The defense has holes to address, such as finding an impact pass-rusher. Outside linebacker Harold Landry, a second-round pick in 2018, is the Titans’ best option, but fourth-year linebacker Kamalei Correa is their veteran edge rusher. The Titans should add a veteran free agent such as Za’Darius Smith, who posted 8.5 sacks for the Ravens last season — including three against the Titans.
Pees had an integral role in the Ravens selecting Smith in the fourth round of the 2015 draft. He was at Smith’s pro day in Kentucky and told him he’d be a Raven. And having Pees in place lessens the risk of the scheme not matching the player, because Smith has already excelled in the same system. Smith would give the Titans a player who can line up at outside linebacker in base defense and as a four or five technique in nickel packages. Defensive tackle Jurrell Casey draws a lot of attention from opposing offenses and needs a running mate who can take advantage of one-on-one matchups.
Adding a pure outside linebacker in the draft — such as Florida’s Jachai Polite, Mississippi State’s Montez Sweat or Florida State’s Brian Burns — would be the finishing piece for the Titans’ defense. A rookie could provide pressure off the edge, giving quarterbacks less time to wait for the wide receivers to run their routes, thus helping the secondary.
Re-signing Vaccaro is a necessity as well.
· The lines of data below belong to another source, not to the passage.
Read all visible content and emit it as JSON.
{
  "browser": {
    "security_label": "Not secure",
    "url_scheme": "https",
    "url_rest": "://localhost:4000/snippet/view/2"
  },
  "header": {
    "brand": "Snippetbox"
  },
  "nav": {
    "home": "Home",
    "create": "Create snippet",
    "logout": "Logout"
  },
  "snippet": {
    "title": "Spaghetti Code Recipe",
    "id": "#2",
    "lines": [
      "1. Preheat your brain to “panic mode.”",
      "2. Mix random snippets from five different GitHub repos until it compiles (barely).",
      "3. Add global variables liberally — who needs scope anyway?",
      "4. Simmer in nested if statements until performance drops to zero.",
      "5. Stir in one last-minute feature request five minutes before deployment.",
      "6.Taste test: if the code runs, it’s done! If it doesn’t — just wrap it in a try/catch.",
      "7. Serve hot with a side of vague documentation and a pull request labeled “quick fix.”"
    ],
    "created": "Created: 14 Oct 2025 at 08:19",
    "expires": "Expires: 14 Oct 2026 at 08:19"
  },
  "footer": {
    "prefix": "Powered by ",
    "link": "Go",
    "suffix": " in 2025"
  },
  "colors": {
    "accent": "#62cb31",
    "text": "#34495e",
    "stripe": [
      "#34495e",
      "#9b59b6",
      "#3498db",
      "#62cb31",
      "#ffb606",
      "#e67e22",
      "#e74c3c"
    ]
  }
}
He quickly became a player who set the tone for the defense last season. Former Titans safety Michael Griffin pointed out that Vaccaro and Byard gave Pees a group similar to the Super Bowl XLVII-winning secondary that featured Ed Reed (ballhawk) and Bernard Pollard (thumper).
Tightening things up on the back end is crucial for the Titans’ defense to take the next step. The secondary struggled early in the season, giving up big plays such as Eagles wideout Jordan Matthews’ 51-yard touchdown reception and a 75-yard score by Chargers receiver Tyrell Williams, but they rebounded and finished with seven plays of 40 yards or more allowed.
“Whenever you have a secondary that doesn’t give up big plays, you are going to have a heckuva defense,” Pees said.